and what's amazing is that you have such a tightly confined editorial platform (multichannel), whereas seth will blog about the marketing aspects of many areas of the human experience. the difference is akin to a super authentic, out of the way, five-star sushi hole-in-the-wall vs. a topflight las vegas buffet. i love both, but ...
you are my favorite blogger.
Great Post. Great listing.ReplyDelete
You have been good throughout the post but suddenly turned rude at the end. How can you expect us to add more when you have listed everything possible?
Sorry to say but I felt you could have better saved time and said, "I value everything and everybody associated with Multichannel Marketing." It says all what you have listed.
I agree with you on the actual content. Multi-channel marketing offers lots of options and each option has its advantage. If properly carried out, it gives the good of all worlds. But ride may be tough as the bads will try to come too.
FWIW I value organizations that really, truly have customers woven through (or baked into) their DNA. At the end of the day customers are the only revenue-generating asset any company has, and have both an intuitive and an analytical focus on their behavior is both commendable and, oddly, rarer than it should be.ReplyDelete
Harry, thanks for the nice comments.

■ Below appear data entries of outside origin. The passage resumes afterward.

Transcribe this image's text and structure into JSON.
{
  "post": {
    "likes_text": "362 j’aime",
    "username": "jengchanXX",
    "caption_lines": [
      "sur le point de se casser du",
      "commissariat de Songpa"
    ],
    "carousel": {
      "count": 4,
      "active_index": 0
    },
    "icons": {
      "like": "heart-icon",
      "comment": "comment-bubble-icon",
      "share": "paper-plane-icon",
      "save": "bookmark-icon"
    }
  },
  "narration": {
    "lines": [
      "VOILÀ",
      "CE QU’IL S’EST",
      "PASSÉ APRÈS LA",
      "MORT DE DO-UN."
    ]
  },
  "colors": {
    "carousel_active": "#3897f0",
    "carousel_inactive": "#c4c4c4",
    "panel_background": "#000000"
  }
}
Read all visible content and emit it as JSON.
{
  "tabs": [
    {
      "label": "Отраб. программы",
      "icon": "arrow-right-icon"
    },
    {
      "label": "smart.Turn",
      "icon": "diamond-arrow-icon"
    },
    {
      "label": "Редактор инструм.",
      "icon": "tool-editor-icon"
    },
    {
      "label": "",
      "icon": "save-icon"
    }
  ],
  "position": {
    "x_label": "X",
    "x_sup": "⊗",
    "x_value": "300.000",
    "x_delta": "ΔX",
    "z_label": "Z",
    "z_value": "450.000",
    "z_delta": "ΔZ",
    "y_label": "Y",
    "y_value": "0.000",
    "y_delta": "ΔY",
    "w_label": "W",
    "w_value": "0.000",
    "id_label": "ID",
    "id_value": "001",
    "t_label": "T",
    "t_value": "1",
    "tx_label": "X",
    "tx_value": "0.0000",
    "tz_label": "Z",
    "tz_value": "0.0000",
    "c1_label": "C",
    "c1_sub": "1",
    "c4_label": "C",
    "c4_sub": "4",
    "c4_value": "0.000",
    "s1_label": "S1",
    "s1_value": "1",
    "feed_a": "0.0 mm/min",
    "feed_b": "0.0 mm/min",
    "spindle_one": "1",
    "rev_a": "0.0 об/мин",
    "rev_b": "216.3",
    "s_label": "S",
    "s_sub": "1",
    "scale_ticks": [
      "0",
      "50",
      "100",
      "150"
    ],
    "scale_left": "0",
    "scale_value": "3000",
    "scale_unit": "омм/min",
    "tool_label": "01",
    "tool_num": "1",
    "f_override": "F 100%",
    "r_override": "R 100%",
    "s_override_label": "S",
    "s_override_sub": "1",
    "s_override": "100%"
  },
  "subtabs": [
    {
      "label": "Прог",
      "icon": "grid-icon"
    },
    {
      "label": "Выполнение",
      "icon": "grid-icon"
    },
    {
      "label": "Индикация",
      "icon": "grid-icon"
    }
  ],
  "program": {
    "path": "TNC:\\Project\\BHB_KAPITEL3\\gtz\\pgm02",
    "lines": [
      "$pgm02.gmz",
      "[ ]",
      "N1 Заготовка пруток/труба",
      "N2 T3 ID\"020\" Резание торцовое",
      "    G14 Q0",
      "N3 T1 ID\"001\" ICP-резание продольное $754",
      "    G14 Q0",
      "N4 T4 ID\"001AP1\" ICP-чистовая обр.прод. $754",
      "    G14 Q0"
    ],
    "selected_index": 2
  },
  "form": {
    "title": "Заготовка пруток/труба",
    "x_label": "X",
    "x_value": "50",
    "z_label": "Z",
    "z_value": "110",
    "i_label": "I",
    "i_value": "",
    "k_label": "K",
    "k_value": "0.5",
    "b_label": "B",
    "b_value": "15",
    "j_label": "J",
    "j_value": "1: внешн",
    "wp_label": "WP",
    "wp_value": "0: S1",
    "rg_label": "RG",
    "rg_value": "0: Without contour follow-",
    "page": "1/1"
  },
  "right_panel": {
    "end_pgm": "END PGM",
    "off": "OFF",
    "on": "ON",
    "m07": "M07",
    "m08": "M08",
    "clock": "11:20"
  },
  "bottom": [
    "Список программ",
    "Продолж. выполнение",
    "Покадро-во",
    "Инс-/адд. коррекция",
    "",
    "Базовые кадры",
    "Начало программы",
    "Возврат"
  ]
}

I've experimented with many different styles over the past year-plus, and have landed on a style that you read now. I had to find some way to educate with numbers, hold on to all the other readers who weren't very interested in geeky math, and represent my personality in the written form for those considering hiring me for various projects.ReplyDelete
Le_Plan --- you outline the many challenges, good and bad, that I face when writing this stuff. At the end of the day, I hope to represent "the little guy", I try to be a voice for all the good folks working at multichannel retailers who have good ideas that are being stepped-on by executives who listen to vendors & research organizations & consulting firms. Those little folks who don't have a voice occasionally get crabby, sort of like the way I get crabby. I try hard to not get grumpy.
Anonymous --- there sure is a balance between intuition and analysis that is hard to find in business. I used to be so customer focused, and strongly believed that customers were a dependable, reliable asset. Then I worked at Eddie Bauer, and watched product/creative/promotions ruin a customer base ... it was product/creative/promotions that drove customers away. At Nordstrom, the company basically did everything opposite of how I would do it, and it worked so incredibly well that I had to change my framework. New product and great employees were a magnet that customers were attracted to. Take great in-store employees away, and customers disappear. I probably stand alone on this concept, especially in the customer-friendly blogosphere, but it would be hard for anybody who didn't go through 1995-2007 at Eddie Bauer and Nordstrom to not end up in the same place I arrived at.